Constable Timmons told the court that after speaking to Wilton's son he was unable to say how the boy obtained the bullet found on the bus.

Mr Mollard said the offences were of "somewhat lesser seriousness than is typically the case" and fined Wilton $300 and ordered he pay levies and costs of $190.
And here's the kicker:
Outside court, Wilton said the offences had cost him not only the fine but also $3000 worth of rifles, which were confiscated and would be destroyed.

The keen deer hunter said that was the hardest part of the case.

"Looks like it's put me out of the deer season," he said.
(Looks like they've disarmed you, but then defending yourself or your family with a firearm is already pretty much a no-no in Australia, isn't it?)
He urged fellow gun owners to ensure they obtained gun safes and made sure they were not clearly visible and that the gun licence holder was the only person who knew where the key to the safe was.
Yes, be good little proles. Obey the (current) regulations, and wait for them change the rules again and try to trip you up. It's for your own good, really. You're not qualified.
Wilton will now have to provide a reason why his firearm licence should not be revoked and, if he wants to buy another rifle, police will have to inspect his storage facilities first.
Yes, he's a good little prole, except for that nasty insistence on owning firearms - which should be restricted only to employees of the government. But they're fixing that - one subject at a time.
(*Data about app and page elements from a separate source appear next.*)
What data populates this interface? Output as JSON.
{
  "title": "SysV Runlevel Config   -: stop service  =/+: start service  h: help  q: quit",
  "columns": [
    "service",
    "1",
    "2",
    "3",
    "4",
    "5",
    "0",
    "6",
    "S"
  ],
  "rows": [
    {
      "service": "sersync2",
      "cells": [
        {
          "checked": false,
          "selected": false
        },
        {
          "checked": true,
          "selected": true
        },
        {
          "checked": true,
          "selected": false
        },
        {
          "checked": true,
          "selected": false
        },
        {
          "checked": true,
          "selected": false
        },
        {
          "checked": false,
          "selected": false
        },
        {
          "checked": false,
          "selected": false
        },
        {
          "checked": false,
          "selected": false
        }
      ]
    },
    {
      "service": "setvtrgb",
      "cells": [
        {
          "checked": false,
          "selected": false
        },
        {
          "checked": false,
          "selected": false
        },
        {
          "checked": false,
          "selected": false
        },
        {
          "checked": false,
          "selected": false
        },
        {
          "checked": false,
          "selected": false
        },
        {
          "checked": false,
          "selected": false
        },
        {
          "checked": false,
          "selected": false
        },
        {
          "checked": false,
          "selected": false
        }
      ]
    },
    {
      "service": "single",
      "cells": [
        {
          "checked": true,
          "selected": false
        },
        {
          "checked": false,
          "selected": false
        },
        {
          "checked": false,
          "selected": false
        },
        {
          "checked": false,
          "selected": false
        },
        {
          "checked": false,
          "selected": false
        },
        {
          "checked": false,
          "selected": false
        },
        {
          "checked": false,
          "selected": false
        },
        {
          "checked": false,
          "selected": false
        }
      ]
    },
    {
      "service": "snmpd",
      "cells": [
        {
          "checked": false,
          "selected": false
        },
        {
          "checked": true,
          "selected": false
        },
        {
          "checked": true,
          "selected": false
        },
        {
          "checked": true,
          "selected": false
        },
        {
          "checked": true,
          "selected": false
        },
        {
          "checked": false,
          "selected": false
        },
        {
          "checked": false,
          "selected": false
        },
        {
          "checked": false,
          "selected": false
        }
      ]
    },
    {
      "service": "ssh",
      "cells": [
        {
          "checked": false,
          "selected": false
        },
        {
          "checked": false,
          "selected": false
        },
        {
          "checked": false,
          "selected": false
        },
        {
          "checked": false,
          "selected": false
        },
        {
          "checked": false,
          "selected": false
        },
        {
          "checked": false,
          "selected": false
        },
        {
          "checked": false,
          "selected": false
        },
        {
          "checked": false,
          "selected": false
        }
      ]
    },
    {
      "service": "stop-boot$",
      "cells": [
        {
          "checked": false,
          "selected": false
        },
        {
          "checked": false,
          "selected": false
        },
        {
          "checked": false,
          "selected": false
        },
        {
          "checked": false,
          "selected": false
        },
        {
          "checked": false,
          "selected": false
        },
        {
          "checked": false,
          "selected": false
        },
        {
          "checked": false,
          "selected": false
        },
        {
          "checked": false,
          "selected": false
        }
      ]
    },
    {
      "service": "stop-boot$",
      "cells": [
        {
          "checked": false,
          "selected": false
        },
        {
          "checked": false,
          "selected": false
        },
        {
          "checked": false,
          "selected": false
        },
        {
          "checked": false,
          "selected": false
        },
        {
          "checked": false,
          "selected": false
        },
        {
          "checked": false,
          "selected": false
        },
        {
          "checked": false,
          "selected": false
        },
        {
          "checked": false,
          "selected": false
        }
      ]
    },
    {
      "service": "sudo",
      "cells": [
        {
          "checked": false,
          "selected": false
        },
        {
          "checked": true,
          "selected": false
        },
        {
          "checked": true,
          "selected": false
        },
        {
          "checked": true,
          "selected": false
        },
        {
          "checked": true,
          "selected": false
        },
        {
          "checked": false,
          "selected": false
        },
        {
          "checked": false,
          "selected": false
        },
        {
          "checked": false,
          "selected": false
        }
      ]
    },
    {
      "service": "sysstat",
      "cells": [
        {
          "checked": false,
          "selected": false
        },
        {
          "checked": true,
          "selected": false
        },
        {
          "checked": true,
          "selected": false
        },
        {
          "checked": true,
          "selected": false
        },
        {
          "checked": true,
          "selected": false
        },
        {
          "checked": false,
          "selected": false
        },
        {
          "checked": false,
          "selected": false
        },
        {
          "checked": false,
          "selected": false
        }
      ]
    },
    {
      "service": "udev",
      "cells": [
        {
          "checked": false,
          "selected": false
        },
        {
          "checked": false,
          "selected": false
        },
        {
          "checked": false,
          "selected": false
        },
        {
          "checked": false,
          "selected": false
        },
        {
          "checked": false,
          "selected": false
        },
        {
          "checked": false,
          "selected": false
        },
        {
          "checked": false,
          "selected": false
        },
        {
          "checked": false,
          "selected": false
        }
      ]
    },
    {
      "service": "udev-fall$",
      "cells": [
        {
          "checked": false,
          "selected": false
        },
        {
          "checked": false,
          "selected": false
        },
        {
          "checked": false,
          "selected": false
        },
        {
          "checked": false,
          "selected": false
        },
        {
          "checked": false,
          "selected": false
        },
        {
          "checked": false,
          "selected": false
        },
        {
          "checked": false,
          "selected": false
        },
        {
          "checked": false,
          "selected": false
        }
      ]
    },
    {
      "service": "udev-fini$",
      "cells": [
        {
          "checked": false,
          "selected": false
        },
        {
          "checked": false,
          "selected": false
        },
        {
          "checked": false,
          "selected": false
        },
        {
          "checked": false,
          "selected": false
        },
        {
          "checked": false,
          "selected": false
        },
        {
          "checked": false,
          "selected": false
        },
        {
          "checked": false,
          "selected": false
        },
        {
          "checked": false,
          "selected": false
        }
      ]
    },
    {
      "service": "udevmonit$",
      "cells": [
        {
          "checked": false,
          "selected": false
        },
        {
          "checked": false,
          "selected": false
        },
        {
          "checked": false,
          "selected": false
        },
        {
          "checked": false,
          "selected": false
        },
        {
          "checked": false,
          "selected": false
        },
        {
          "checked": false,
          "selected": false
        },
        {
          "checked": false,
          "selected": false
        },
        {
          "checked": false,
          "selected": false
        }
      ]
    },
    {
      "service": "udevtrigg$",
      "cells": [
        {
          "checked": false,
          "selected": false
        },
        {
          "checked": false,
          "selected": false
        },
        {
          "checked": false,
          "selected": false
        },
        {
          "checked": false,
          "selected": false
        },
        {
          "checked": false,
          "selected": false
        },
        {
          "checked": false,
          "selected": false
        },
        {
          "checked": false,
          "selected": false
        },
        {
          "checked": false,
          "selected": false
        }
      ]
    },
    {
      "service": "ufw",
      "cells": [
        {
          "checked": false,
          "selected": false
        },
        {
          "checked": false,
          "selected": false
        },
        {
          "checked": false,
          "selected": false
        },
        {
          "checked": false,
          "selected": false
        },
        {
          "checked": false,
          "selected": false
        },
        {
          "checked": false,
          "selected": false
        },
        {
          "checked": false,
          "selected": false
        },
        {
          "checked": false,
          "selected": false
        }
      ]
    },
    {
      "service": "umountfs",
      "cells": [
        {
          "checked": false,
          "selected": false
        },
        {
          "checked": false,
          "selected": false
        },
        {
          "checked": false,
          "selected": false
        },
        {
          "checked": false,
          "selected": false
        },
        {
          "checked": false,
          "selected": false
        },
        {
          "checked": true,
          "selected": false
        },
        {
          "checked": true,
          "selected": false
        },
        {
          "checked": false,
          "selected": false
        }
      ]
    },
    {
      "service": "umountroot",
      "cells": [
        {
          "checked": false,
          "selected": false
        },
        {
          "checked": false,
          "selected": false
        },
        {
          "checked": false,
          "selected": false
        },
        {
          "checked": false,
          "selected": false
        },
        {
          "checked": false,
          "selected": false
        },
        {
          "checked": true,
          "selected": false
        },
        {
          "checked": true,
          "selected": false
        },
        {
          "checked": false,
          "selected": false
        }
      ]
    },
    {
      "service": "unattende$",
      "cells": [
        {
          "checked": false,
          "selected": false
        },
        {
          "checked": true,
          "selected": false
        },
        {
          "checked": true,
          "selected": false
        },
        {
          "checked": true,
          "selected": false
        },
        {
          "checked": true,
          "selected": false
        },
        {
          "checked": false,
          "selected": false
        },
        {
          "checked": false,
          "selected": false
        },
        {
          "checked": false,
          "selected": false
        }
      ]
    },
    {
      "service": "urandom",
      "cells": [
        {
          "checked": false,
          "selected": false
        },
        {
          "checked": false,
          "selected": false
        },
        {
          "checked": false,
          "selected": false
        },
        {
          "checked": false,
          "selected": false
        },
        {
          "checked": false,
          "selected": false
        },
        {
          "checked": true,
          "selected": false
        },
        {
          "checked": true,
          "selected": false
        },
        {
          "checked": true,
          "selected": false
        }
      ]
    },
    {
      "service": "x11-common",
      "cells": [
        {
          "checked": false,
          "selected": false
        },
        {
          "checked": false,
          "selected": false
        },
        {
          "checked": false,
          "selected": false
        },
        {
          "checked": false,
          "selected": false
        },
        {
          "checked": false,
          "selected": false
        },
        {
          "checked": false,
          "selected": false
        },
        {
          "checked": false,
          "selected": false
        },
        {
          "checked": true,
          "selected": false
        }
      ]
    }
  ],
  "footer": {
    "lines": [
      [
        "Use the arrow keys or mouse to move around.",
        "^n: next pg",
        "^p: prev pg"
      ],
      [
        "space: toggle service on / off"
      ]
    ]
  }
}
Let's review: Little Johnny took a round of ammo to school for show-and-tell. On the way home he was accosted by a bully who took said round from little Johnny's knapsack and then it was carried up and shown to the bus driver. The bus driver, shocked and horrified to learn that something as evil as a round of live ammo was on his bus, then filed a report.

The police are contacted, and the cop in charge of investigating the "safe storage" of guns and ammunition makes a call to little Johnny's house. Without a search warrant - 'cause they're not necessary in Australia for this, having a gun license subjects you to warrantless search - the cop in question inspects the premises for compliance with the "safe storage" laws. Now, while he can't say for sure just where little Johnny got the round in question, he does notice that Dad's gun safe can actually be seen, and that Dad doesn't keep the key in his jockey shorts or, preferably, STORED 12" UP HIS RECTUM.

As a result of this, Dad gets fined $490 (Australian), and loses $3,000 worth of personal property which the state is going to destroy.

And all Dad has to say is "Looks like it's put me out of deer season."

Sweet bleeding Jebus.

I WILL NOT license. I WILL NOT register. Ever. Period.